Dataset rows describing interfaces

┏━━

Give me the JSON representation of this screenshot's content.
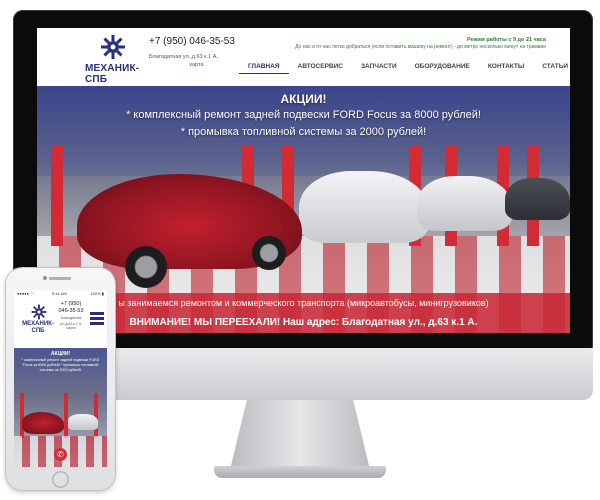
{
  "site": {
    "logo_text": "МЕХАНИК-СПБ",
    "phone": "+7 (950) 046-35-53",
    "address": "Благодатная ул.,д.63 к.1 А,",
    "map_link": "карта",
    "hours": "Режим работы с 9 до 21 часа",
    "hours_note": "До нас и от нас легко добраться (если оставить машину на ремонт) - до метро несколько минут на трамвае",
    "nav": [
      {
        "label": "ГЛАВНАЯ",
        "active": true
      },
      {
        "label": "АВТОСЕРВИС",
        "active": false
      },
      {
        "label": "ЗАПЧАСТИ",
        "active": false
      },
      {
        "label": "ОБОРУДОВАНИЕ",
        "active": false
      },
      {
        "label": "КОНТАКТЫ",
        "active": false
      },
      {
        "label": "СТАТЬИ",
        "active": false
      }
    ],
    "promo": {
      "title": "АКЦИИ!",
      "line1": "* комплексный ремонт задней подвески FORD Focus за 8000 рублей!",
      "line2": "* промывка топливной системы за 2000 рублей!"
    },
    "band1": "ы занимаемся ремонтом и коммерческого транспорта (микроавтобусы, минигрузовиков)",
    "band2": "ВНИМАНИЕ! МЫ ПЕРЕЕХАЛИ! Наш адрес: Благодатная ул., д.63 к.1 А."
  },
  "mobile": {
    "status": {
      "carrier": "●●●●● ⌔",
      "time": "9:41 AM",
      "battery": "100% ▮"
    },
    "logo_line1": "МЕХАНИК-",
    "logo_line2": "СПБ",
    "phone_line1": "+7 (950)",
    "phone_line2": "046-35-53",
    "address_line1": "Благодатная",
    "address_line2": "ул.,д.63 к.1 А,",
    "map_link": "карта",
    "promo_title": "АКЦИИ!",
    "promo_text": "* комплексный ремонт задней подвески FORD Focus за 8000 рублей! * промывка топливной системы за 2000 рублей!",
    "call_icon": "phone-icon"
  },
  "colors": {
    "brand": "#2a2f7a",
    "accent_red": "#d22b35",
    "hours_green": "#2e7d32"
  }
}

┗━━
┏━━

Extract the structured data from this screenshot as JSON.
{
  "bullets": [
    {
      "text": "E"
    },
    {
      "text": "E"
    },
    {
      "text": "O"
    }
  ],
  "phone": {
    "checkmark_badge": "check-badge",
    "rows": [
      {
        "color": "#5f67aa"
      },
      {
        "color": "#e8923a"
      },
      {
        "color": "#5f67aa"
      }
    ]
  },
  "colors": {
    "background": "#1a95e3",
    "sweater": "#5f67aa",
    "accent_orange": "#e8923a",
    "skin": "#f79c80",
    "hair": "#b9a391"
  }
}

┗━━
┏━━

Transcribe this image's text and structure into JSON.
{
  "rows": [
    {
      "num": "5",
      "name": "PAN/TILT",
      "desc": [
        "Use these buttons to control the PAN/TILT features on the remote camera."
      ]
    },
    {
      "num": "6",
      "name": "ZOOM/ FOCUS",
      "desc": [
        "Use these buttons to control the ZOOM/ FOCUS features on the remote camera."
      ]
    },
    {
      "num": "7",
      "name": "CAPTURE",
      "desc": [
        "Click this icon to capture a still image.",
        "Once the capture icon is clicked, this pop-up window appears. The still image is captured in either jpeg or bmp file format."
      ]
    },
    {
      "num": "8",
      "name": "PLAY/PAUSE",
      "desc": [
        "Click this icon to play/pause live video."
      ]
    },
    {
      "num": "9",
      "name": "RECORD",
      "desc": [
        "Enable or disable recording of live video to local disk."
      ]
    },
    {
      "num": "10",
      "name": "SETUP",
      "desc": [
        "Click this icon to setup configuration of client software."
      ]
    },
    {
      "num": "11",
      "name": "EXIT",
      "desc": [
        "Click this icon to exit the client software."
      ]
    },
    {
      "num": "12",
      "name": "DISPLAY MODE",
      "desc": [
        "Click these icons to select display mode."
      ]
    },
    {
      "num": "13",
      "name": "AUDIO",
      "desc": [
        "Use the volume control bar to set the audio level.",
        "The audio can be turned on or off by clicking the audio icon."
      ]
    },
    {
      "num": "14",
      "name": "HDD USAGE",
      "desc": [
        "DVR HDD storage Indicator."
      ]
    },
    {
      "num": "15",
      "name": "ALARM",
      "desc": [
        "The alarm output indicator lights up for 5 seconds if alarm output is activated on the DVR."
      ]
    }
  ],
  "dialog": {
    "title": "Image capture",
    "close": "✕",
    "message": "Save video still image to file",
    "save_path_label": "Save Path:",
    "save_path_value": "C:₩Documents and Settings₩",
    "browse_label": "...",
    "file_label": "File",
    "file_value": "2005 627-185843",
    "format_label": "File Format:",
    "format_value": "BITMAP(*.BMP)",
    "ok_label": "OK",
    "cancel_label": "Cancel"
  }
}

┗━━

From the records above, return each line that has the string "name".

      "name": "PAN/TILT",
      "name": "ZOOM/ FOCUS",
      "name": "CAPTURE",
      "name": "PLAY/PAUSE",
      "name": "RECORD",
      "name": "SETUP",
      "name": "EXIT",
      "name": "DISPLAY MODE",
      "name": "AUDIO",
      "name": "HDD USAGE",
      "name": "ALARM",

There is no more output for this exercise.